It is painfully clear to me that you're aware of my concerns with some of the things your candidate's material put forth--and some of the things that occurred during the campaign.
But not once, and I repeat, not once did you (or he) bother to address the issues.
For instance, when I brought up seemingly simple questions about how the mayor of Dallas was going to give principals the authority to hire-and-fire teachers (as claimed in a mailer--I still have a copy in case you've lost yours), you didn't respond.
I went to pains to try and confirm the claim that his "aggressive plan to reduce crime resulted in a 45% decrease in crime in [his] district alone." I placed Wick Allison's comments supporting his claim in the article , along with posting numerous others, who seemed to echo the support.
I spent several unsuccessful hours researching his claim, myself, to try and support it.
But you, and he, were silent.
Now I'll freely admit that neither you, nor he, nor anyone else is under any obligation whatsoever to justify anything to me. Accordingly, I'm under no obligation to accept any campaign claim made as "the gospel truth" just because someone says it.
Speaking of honesty and the school board, let's talk about the emails that bounced back and forth between your candidate, our new school board member, and me. Cutting to the chase: after discouraging her from running, why did he write me a letter telling me he was having "no luck so far" getting her to run?
This, C.P., doesn't fall into my category of "a little white lie to keep from hurting someone's feelings."
He could have simply written me back and said, "you know what, Allen, I think I'm going to stay out of this one" or, "you know, Allen, after talking to her, I think it's better to stick with her opponent."
I don't know what qualifies as "truth" and "honesty" in your book, but that just doesn't seem to fit either of those categories in mine. Maybe I "just don't get it."
With respect to everything else over the course of the campaign, they could have been his words, or your words, or someone else's words--but they were attributed to him.
And instead of simply answering questions, you chose to wait until last night to unleash a tirade that destroyed a nice evening--an evening where I was looking for an opportunity to make amends with another person I've taken issue with in the past.

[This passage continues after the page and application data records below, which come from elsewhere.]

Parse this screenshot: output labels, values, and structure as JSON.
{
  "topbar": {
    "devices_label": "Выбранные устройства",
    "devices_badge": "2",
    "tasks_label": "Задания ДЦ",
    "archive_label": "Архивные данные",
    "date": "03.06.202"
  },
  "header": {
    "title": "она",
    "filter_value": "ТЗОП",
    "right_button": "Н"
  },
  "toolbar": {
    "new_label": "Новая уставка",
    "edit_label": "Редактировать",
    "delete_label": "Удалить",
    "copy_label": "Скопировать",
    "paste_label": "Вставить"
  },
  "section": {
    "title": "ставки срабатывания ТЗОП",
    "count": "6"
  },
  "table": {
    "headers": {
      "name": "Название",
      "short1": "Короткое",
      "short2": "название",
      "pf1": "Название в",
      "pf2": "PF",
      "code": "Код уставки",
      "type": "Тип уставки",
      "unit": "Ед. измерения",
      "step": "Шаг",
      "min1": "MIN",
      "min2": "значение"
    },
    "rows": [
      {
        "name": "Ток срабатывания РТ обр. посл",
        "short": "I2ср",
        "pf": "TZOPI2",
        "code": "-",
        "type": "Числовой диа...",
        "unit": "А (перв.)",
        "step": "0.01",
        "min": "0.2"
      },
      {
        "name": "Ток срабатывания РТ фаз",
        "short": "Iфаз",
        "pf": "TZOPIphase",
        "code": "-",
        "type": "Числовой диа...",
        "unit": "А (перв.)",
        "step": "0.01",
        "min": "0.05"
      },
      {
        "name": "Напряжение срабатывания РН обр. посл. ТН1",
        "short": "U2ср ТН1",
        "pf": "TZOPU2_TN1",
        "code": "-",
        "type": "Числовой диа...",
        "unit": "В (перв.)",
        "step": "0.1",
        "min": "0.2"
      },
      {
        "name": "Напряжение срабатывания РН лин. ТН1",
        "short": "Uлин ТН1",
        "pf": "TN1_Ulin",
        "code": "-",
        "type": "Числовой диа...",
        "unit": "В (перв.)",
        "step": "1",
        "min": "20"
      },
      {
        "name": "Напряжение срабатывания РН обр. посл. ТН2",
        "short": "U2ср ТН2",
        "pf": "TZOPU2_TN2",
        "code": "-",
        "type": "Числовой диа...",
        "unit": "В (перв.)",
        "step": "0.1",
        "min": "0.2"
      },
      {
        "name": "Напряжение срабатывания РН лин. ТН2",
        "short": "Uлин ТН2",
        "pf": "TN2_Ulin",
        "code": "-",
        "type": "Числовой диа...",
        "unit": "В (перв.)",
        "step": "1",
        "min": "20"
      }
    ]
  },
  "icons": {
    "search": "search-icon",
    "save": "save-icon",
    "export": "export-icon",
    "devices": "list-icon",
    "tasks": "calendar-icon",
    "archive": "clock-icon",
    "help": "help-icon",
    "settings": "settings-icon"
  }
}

Instead of letting this be a day for me to thank my council member for his service, and let your candidate get on with his life, you chose perpetuation.
You chose foul-mouthedness over closure. You really told me off. You really put me in my place.